thinking today about my father; how, being a scientist himself, he raised me to approach life with an analytical mind, for better or worse. when i called him from my college dorm room late one night to announce my switch from an animal science major to fine art, he spoke straight from his world: “yes, you could study scientific illustration!”
this makes me laugh now, with him 4 years dead and me missing his lovingly logical views; at the time i hadn’t strayed far from the family think tank and happily agreed. it was a step. and i tried to stick with it but once i began to allow myself to work, allowed the edges to drift away, it became clear that i wasn’t destined to swing from any branch of the family scientific tree.
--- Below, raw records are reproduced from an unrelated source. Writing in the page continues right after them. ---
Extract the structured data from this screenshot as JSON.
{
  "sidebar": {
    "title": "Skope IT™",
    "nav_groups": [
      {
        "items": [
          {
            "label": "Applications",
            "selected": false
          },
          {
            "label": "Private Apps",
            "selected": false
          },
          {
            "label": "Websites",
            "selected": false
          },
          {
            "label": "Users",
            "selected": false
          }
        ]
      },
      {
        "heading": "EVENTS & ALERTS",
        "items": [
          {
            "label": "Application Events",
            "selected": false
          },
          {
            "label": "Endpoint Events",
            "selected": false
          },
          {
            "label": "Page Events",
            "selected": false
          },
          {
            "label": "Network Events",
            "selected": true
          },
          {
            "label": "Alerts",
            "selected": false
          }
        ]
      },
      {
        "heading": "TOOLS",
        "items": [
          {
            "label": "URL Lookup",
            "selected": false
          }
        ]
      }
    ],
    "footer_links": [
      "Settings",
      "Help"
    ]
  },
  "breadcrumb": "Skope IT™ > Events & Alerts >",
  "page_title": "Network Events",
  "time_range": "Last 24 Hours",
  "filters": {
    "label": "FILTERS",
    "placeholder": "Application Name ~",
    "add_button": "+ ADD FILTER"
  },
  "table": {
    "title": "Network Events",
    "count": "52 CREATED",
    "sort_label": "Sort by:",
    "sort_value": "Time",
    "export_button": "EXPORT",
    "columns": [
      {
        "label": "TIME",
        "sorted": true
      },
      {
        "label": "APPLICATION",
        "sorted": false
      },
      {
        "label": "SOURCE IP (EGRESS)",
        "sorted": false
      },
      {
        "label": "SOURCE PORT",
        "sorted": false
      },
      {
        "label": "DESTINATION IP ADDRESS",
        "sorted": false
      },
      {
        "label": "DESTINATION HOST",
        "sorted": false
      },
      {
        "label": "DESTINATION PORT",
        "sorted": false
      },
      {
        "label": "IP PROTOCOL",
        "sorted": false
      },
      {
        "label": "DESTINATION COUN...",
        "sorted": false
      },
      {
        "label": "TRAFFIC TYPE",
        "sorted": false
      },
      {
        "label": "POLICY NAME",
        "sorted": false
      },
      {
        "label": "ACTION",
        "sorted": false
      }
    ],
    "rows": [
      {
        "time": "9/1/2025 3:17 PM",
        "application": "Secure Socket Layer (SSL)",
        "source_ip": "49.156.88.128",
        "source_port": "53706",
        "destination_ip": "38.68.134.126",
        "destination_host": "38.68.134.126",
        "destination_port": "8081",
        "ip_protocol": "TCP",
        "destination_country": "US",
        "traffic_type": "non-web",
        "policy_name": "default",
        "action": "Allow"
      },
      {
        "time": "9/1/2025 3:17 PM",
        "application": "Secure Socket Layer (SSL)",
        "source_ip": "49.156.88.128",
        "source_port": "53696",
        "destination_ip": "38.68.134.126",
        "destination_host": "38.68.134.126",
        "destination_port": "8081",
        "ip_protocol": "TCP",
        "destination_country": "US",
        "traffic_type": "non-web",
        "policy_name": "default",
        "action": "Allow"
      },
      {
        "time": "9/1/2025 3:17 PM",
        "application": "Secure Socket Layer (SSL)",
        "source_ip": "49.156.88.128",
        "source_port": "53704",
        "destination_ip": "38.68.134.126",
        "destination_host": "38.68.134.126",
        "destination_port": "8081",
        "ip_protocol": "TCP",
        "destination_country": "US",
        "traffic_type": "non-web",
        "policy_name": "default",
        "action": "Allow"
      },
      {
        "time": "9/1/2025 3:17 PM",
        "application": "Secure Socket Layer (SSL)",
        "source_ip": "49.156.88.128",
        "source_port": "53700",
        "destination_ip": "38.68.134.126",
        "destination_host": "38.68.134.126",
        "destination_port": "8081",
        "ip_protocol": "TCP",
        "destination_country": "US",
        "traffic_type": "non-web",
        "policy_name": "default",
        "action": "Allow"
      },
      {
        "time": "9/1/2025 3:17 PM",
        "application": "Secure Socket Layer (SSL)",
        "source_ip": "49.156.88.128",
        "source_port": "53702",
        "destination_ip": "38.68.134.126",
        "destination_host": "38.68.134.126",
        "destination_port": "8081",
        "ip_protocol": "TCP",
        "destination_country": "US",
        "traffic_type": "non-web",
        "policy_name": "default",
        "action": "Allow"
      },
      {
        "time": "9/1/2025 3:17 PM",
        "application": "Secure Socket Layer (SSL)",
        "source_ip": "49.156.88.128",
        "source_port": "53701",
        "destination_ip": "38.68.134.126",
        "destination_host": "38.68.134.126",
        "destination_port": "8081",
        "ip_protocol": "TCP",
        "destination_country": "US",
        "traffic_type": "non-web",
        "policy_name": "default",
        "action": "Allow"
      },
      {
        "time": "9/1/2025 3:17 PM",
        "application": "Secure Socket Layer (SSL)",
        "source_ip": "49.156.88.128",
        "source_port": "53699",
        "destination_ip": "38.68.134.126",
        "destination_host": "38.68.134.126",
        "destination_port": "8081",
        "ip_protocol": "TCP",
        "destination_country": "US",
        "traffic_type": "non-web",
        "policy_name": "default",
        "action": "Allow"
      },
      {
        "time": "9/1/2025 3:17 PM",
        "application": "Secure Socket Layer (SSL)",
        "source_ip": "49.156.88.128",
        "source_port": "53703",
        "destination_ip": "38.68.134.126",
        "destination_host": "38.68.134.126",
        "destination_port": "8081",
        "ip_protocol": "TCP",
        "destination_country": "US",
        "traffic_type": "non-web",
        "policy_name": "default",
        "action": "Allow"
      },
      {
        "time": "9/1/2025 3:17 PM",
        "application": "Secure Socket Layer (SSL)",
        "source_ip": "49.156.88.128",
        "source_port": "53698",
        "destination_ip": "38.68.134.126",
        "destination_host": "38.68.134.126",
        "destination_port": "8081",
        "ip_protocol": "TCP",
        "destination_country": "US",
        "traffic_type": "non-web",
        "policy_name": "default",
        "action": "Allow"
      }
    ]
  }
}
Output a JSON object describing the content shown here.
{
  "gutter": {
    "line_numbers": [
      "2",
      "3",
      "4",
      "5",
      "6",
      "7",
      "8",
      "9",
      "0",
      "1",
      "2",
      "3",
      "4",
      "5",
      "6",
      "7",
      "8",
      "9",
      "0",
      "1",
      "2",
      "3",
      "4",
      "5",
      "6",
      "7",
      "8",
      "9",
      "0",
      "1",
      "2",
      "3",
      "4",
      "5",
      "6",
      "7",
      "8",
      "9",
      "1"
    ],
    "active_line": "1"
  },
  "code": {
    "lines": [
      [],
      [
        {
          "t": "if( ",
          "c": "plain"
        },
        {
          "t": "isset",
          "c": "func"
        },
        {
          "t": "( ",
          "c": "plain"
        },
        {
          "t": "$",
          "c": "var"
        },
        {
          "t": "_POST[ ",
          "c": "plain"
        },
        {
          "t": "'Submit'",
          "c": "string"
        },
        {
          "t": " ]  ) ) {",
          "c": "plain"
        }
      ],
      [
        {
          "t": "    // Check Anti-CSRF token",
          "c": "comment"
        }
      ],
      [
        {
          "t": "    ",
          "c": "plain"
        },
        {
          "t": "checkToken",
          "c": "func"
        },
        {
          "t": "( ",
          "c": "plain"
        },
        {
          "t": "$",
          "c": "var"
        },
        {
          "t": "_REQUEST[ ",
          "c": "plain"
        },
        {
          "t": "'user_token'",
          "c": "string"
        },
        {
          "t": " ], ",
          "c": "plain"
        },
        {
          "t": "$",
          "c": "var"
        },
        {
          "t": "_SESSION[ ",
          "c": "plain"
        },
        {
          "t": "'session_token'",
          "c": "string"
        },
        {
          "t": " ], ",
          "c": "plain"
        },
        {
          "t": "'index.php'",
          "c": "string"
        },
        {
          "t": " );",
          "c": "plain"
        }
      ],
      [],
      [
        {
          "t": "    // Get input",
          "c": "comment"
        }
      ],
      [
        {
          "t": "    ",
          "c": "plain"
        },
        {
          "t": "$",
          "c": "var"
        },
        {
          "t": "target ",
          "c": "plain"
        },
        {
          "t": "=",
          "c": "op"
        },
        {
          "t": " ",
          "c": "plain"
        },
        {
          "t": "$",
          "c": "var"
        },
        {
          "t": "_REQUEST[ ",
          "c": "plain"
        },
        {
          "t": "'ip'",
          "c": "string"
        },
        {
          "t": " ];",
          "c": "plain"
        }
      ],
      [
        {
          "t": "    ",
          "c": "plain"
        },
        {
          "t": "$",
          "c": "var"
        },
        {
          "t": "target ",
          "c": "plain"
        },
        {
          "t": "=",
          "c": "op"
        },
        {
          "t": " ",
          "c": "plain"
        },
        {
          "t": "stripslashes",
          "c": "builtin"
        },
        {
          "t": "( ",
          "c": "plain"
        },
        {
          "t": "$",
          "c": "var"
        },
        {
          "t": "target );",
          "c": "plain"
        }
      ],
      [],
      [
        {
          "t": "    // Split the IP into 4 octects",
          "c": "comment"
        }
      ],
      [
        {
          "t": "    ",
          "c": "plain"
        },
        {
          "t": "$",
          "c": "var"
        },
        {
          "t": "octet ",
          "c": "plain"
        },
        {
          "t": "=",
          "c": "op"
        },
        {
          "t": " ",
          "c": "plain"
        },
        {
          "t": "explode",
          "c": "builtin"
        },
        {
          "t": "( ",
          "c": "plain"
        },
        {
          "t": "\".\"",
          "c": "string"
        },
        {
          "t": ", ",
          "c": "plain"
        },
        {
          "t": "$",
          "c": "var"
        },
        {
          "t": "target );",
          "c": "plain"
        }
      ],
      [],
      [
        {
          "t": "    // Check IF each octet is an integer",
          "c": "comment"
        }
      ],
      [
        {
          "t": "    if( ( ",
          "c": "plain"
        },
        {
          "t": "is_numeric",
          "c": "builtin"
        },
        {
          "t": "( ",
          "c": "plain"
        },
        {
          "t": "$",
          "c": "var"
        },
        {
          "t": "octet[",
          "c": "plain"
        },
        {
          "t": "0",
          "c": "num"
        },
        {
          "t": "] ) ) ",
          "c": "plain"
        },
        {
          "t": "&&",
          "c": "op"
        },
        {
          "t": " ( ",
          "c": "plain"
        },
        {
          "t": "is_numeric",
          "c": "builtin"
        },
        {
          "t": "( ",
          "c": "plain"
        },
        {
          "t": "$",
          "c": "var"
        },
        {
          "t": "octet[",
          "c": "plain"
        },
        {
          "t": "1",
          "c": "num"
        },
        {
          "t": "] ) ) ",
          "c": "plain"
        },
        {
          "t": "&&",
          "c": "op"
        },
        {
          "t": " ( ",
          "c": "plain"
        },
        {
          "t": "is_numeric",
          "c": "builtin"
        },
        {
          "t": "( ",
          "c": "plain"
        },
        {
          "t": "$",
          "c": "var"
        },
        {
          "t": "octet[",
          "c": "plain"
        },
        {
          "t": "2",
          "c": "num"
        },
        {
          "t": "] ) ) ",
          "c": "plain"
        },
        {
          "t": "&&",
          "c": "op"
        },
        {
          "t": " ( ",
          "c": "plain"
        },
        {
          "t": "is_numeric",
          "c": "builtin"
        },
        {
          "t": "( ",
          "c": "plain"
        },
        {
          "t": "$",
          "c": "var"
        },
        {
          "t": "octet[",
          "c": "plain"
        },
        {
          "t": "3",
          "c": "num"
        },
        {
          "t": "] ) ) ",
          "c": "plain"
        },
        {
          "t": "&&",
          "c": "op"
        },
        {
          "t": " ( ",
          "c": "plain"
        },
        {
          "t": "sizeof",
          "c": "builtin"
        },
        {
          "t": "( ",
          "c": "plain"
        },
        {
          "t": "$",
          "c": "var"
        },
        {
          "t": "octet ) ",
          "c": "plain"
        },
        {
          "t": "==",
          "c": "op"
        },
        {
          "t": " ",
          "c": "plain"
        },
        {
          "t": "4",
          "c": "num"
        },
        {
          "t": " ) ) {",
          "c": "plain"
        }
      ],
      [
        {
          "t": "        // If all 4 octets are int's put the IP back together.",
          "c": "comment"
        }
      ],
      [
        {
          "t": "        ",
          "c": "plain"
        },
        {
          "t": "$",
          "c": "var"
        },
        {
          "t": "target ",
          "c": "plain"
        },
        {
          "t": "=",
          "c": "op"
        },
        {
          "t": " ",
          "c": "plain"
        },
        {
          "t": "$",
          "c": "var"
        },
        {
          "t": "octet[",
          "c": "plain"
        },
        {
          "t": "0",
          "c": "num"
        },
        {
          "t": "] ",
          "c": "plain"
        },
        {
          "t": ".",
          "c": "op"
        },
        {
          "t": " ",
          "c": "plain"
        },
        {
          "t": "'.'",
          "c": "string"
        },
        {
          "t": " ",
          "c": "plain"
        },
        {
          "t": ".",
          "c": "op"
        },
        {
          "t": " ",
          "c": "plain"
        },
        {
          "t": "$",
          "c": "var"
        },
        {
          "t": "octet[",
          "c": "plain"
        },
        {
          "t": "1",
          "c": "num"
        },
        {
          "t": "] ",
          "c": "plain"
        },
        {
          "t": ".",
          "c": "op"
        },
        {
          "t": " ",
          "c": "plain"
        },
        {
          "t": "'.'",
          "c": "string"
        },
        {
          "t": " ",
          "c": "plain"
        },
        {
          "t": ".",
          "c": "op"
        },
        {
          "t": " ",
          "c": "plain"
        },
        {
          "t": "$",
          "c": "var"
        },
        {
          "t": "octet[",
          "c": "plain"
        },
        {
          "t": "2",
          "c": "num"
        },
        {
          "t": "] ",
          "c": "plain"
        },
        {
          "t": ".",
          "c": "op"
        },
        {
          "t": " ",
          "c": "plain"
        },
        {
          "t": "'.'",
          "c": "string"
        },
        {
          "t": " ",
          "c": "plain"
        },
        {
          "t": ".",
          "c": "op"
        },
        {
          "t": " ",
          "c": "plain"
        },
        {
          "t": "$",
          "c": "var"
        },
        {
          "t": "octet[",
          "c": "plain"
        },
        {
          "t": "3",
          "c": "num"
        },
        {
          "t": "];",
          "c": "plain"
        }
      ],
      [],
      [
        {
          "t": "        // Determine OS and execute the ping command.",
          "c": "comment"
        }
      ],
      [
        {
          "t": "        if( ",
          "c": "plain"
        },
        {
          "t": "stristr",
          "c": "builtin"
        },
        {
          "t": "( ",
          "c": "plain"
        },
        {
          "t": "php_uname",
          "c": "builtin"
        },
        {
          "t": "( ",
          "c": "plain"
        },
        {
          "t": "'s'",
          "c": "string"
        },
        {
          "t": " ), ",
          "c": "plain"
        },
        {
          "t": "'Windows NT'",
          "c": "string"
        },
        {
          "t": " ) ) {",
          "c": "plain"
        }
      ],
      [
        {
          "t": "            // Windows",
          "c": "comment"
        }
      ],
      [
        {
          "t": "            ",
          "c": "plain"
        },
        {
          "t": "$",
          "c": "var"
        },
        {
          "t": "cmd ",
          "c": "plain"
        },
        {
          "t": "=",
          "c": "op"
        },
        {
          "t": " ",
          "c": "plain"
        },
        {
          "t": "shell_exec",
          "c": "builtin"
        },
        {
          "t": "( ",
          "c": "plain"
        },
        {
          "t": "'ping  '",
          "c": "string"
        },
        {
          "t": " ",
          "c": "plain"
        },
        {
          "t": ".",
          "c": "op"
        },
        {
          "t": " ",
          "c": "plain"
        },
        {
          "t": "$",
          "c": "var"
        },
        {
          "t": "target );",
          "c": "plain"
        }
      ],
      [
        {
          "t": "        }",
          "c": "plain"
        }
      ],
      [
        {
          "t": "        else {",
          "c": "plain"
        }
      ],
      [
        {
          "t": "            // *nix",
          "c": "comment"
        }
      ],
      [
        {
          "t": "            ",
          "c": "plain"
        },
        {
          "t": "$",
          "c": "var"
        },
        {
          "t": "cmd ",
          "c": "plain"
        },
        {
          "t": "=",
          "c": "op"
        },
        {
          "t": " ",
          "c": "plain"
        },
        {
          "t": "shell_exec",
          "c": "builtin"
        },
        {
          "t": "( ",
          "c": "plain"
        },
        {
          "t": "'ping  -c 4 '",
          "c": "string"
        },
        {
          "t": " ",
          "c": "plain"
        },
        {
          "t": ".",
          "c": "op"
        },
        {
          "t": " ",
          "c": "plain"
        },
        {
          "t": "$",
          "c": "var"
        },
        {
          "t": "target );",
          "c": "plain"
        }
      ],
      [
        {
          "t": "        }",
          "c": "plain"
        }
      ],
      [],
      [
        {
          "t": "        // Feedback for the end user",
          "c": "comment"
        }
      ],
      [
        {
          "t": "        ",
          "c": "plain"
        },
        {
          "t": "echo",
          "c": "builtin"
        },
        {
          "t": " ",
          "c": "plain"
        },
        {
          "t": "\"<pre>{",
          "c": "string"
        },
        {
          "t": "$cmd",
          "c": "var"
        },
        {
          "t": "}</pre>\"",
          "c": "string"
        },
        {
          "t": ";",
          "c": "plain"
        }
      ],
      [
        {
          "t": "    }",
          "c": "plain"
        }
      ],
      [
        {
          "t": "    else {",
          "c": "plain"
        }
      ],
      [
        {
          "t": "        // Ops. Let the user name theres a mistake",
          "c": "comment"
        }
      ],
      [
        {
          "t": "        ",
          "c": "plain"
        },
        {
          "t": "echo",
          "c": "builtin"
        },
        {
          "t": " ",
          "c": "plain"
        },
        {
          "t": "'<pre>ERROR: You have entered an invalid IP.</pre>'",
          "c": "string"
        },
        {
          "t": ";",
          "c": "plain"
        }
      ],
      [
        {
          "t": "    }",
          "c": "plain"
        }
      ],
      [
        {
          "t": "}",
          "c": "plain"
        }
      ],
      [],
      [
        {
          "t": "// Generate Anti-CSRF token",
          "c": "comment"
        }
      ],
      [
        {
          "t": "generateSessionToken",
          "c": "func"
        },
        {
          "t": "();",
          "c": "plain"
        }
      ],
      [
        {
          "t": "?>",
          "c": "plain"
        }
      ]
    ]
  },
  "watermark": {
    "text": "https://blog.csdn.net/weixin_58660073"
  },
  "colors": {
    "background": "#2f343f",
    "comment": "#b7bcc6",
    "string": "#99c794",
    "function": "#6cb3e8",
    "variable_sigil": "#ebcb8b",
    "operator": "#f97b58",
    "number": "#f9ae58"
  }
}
he took it well, and remained supportive as ever, along with my mom–who, if she had her doubts, never expressed them out loud–and years later happily roamed the streets of my childhood in search of various plants to photograph for me, sending them along with “i didn’t realize that how a plant actually looked made much of a difference to you”; said with that affectionate laugh of his. so he got it, i’m not interested in how things actually look. i’m interested in how they feel and yes, how they feel. not very scientific.